Data excerpts:
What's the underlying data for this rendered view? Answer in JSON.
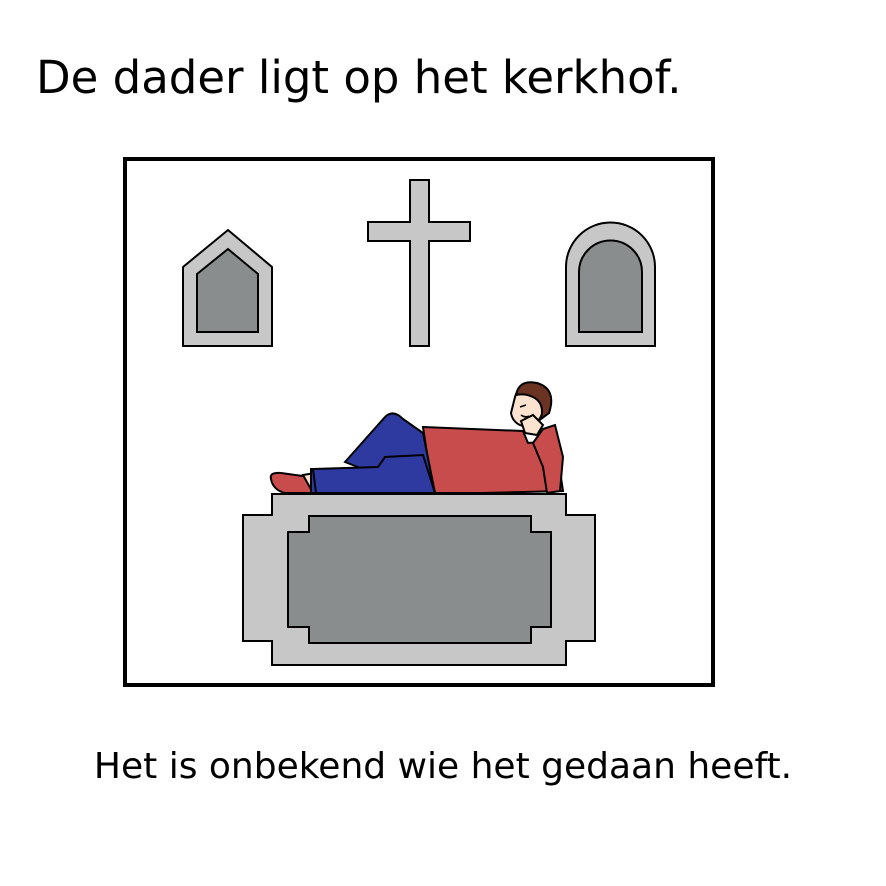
{
  "heading": "De dader ligt op het kerkhof.",
  "caption": "Het is onbekend wie het gedaan heeft.",
  "illustration": {
    "icons": [
      "pointed-gravestone-icon",
      "cross-icon",
      "rounded-gravestone-icon",
      "tomb-icon",
      "man-lying-icon"
    ],
    "colors": {
      "frame": "#000000",
      "stone_light": "#c6c7c6",
      "stone_dark": "#8a8d8d",
      "shirt": "#c84c4c",
      "trousers": "#2f3aa0",
      "skin": "#fbe3d0",
      "hair": "#6b3422"
    }
  }
}
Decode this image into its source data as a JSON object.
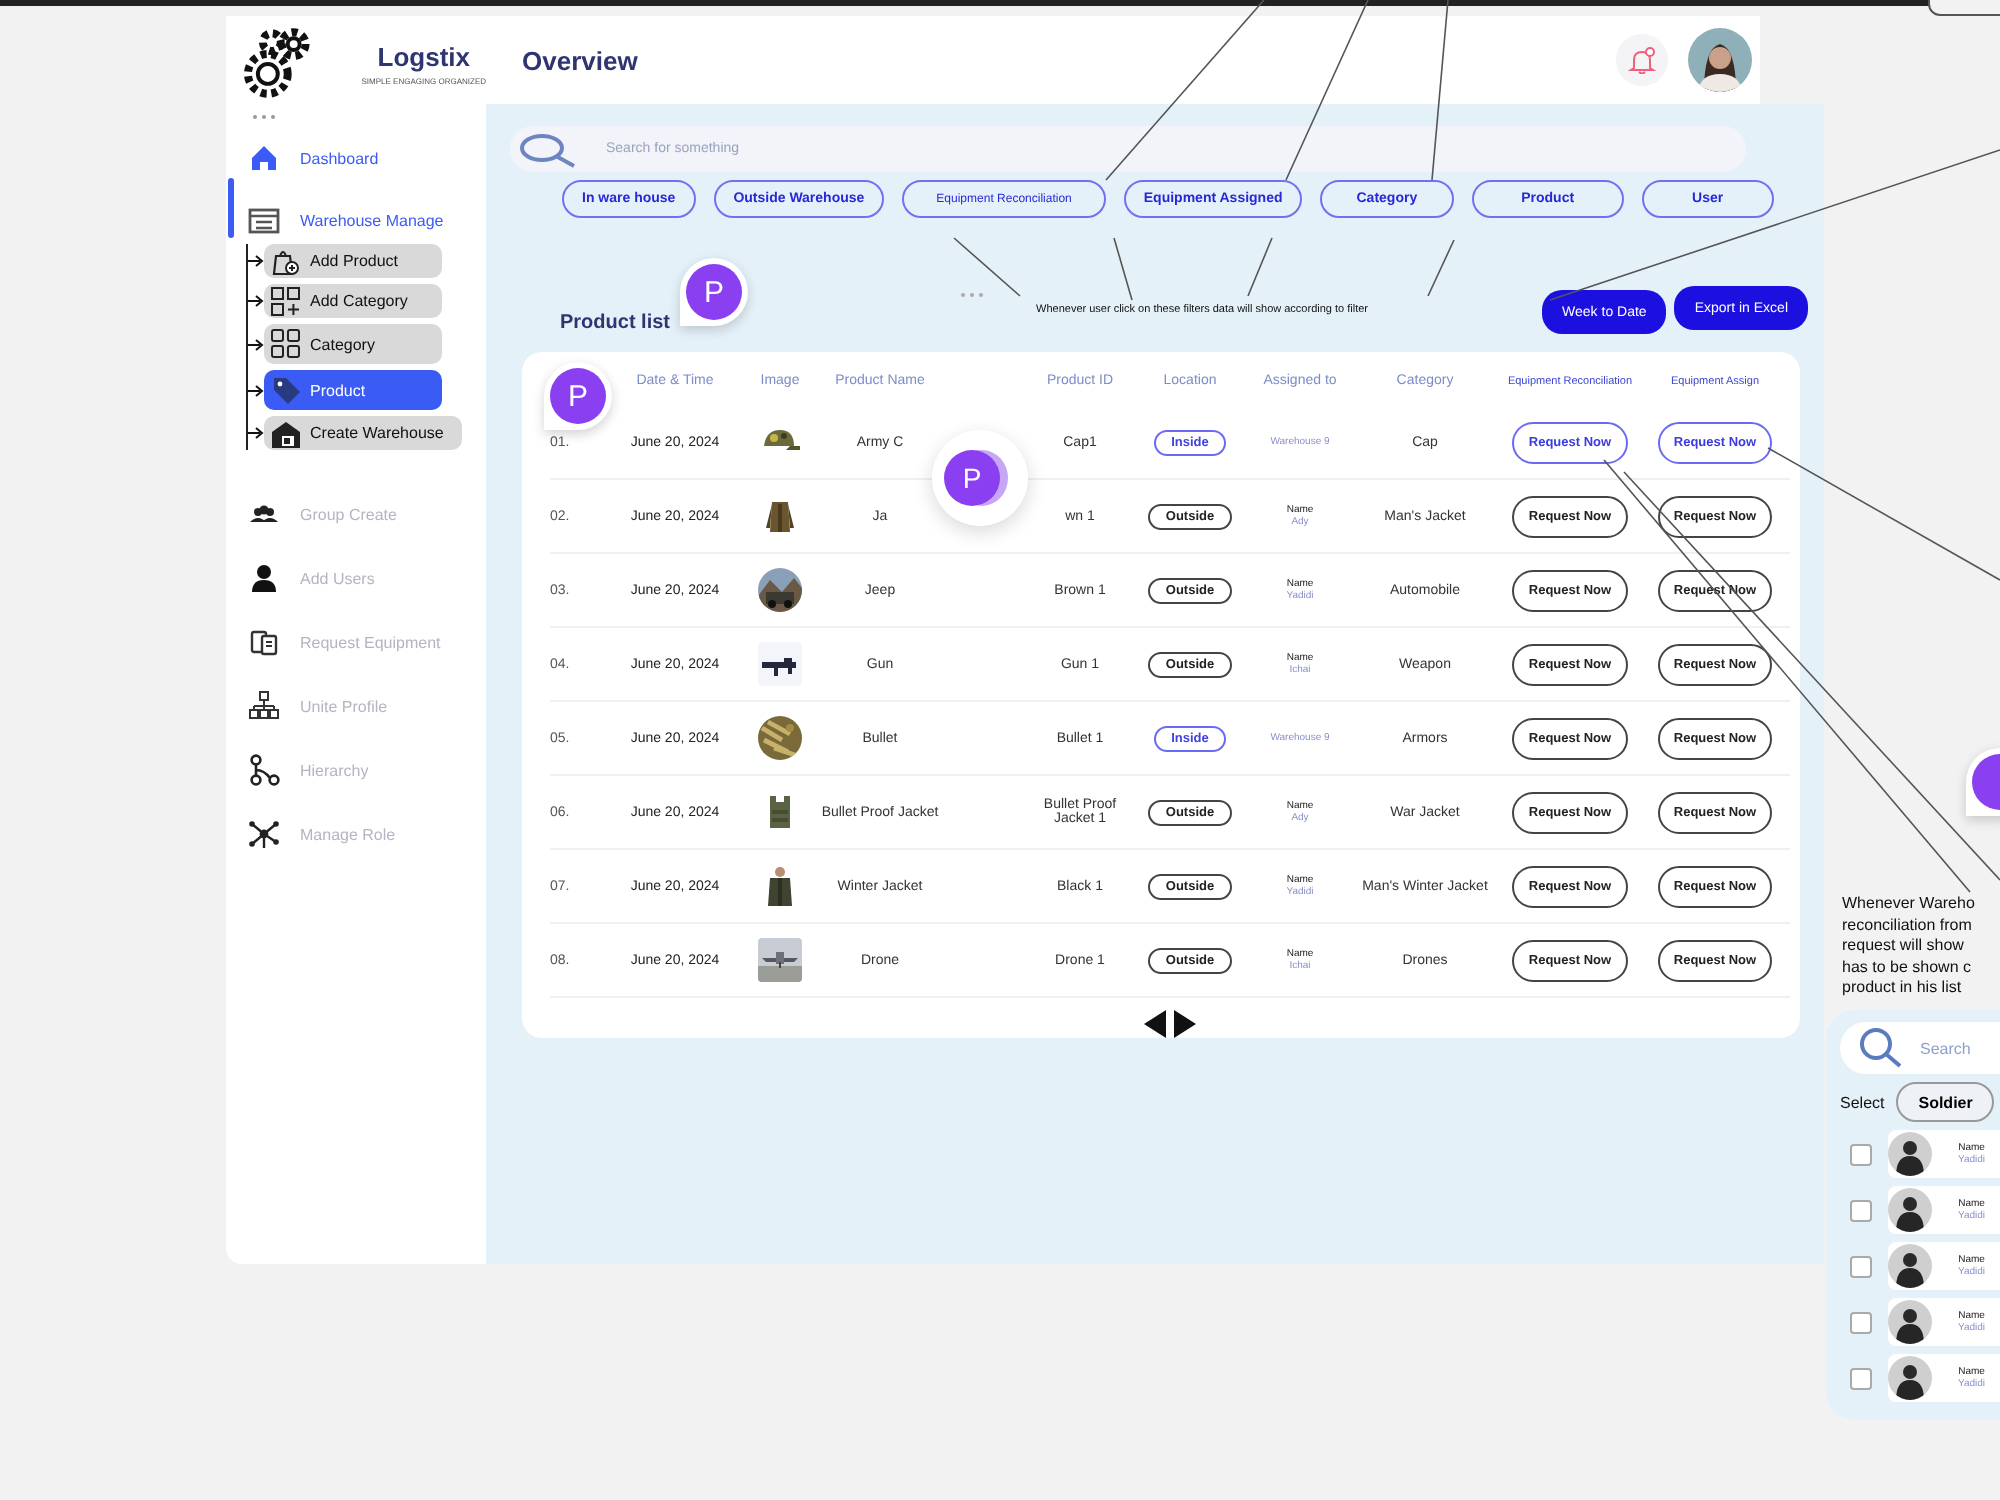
{
  "logo": {
    "title": "Logstix",
    "tagline": "SIMPLE ENGAGING ORGANIZED"
  },
  "sidebar": {
    "items": [
      {
        "label": "Dashboard",
        "selected": false,
        "disabled": false
      },
      {
        "label": "Warehouse Manage",
        "selected": true,
        "disabled": false,
        "children": [
          {
            "label": "Add Product",
            "selected": false
          },
          {
            "label": "Add Category",
            "selected": false
          },
          {
            "label": "Category",
            "selected": false
          },
          {
            "label": "Product",
            "selected": true
          },
          {
            "label": "Create Warehouse",
            "selected": false
          }
        ]
      },
      {
        "label": "Group Create",
        "selected": false,
        "disabled": true
      },
      {
        "label": "Add Users",
        "selected": false,
        "disabled": true
      },
      {
        "label": "Request Equipment",
        "selected": false,
        "disabled": true
      },
      {
        "label": "Unite Profile",
        "selected": false,
        "disabled": true
      },
      {
        "label": "Hierarchy",
        "selected": false,
        "disabled": true
      },
      {
        "label": "Manage Role",
        "selected": false,
        "disabled": true
      }
    ]
  },
  "header": {
    "title": "Overview",
    "notification": true
  },
  "search": {
    "placeholder": "Search for something"
  },
  "filters": [
    {
      "label": "In ware house",
      "kind": "regular"
    },
    {
      "label": "Outside Warehouse",
      "kind": "regular"
    },
    {
      "label": "Equipment Reconciliation",
      "kind": "small"
    },
    {
      "label": "Equipment Assigned",
      "kind": "regular"
    },
    {
      "label": "Category",
      "kind": "regular"
    },
    {
      "label": "Product",
      "kind": "regular"
    },
    {
      "label": "User",
      "kind": "regular"
    }
  ],
  "filter_note": "Whenever user click on these filters data will show according to filter",
  "product_list": {
    "title": "Product list",
    "buttons": [
      "Week to Date",
      "Export in Excel"
    ]
  },
  "table": {
    "columns": [
      "Date & Time",
      "Image",
      "Product Name",
      "Product ID",
      "Location",
      "Assigned to",
      "Category",
      "Equipment Reconciliation",
      "Equipment Assign"
    ],
    "rows": [
      {
        "number": "01.",
        "date": "June 20, 2024",
        "product_name": "Army C",
        "product_id": "Cap1",
        "location": {
          "text": "Inside",
          "highlighted": true
        },
        "assigned_to": {
          "kind": "warehouse",
          "text": "Warehouse 9"
        },
        "category": "Cap",
        "reconciliation": {
          "label": "Request Now",
          "highlighted": true
        },
        "assign": {
          "label": "Request Now",
          "highlighted": true
        }
      },
      {
        "number": "02.",
        "date": "June 20, 2024",
        "product_name": "Ja",
        "product_id": "wn 1",
        "location": {
          "text": "Outside",
          "highlighted": false
        },
        "assigned_to": {
          "kind": "person",
          "label": "Name",
          "text": "Ady"
        },
        "category": "Man's Jacket",
        "reconciliation": {
          "label": "Request Now",
          "highlighted": false
        },
        "assign": {
          "label": "Request Now",
          "highlighted": false
        }
      },
      {
        "number": "03.",
        "date": "June 20, 2024",
        "product_name": "Jeep",
        "product_id": "Brown 1",
        "location": {
          "text": "Outside",
          "highlighted": false
        },
        "assigned_to": {
          "kind": "person",
          "label": "Name",
          "text": "Yadidi"
        },
        "category": "Automobile",
        "reconciliation": {
          "label": "Request Now",
          "highlighted": false
        },
        "assign": {
          "label": "Request Now",
          "highlighted": false
        }
      },
      {
        "number": "04.",
        "date": "June 20, 2024",
        "product_name": "Gun",
        "product_id": "Gun 1",
        "location": {
          "text": "Outside",
          "highlighted": false
        },
        "assigned_to": {
          "kind": "person",
          "label": "Name",
          "text": "Ichai"
        },
        "category": "Weapon",
        "reconciliation": {
          "label": "Request Now",
          "highlighted": false
        },
        "assign": {
          "label": "Request Now",
          "highlighted": false
        }
      },
      {
        "number": "05.",
        "date": "June 20, 2024",
        "product_name": "Bullet",
        "product_id": "Bullet 1",
        "location": {
          "text": "Inside",
          "highlighted": true
        },
        "assigned_to": {
          "kind": "warehouse",
          "text": "Warehouse 9"
        },
        "category": "Armors",
        "reconciliation": {
          "label": "Request Now",
          "highlighted": false
        },
        "assign": {
          "label": "Request Now",
          "highlighted": false
        }
      },
      {
        "number": "06.",
        "date": "June 20, 2024",
        "product_name": "Bullet Proof Jacket",
        "product_id": "Bullet Proof Jacket 1",
        "location": {
          "text": "Outside",
          "highlighted": false
        },
        "assigned_to": {
          "kind": "person",
          "label": "Name",
          "text": "Ady"
        },
        "category": "War Jacket",
        "reconciliation": {
          "label": "Request Now",
          "highlighted": false
        },
        "assign": {
          "label": "Request Now",
          "highlighted": false
        }
      },
      {
        "number": "07.",
        "date": "June 20, 2024",
        "product_name": "Winter Jacket",
        "product_id": "Black 1",
        "location": {
          "text": "Outside",
          "highlighted": false
        },
        "assigned_to": {
          "kind": "person",
          "label": "Name",
          "text": "Yadidi"
        },
        "category": "Man's Winter Jacket",
        "reconciliation": {
          "label": "Request Now",
          "highlighted": false
        },
        "assign": {
          "label": "Request Now",
          "highlighted": false
        }
      },
      {
        "number": "08.",
        "date": "June 20, 2024",
        "product_name": "Drone",
        "product_id": "Drone 1",
        "location": {
          "text": "Outside",
          "highlighted": false
        },
        "assigned_to": {
          "kind": "person",
          "label": "Name",
          "text": "Ichai"
        },
        "category": "Drones",
        "reconciliation": {
          "label": "Request Now",
          "highlighted": false
        },
        "assign": {
          "label": "Request Now",
          "highlighted": false
        }
      }
    ]
  },
  "comment_pins": [
    {
      "kind": "pin",
      "initial": "P"
    },
    {
      "kind": "pin",
      "initial": "P"
    },
    {
      "kind": "magnified",
      "initial": "P"
    },
    {
      "kind": "edge"
    }
  ],
  "side_panel": {
    "note_lines": [
      "Whenever Wareho",
      "reconciliation from",
      "request will show",
      "has to be shown c",
      "product in his list"
    ],
    "search": {
      "placeholder": "Search"
    },
    "select_label": "Select",
    "filter_chip": "Soldier",
    "people": [
      {
        "checked": false,
        "label": "Name",
        "name": "Yadidi"
      },
      {
        "checked": false,
        "label": "Name",
        "name": "Yadidi"
      },
      {
        "checked": false,
        "label": "Name",
        "name": "Yadidi"
      },
      {
        "checked": false,
        "label": "Name",
        "name": "Yadidi"
      },
      {
        "checked": false,
        "label": "Name",
        "name": "Yadidi"
      }
    ]
  }
}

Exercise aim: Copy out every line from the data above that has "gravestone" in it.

Written response:
      "pointed-gravestone-icon",
      "rounded-gravestone-icon",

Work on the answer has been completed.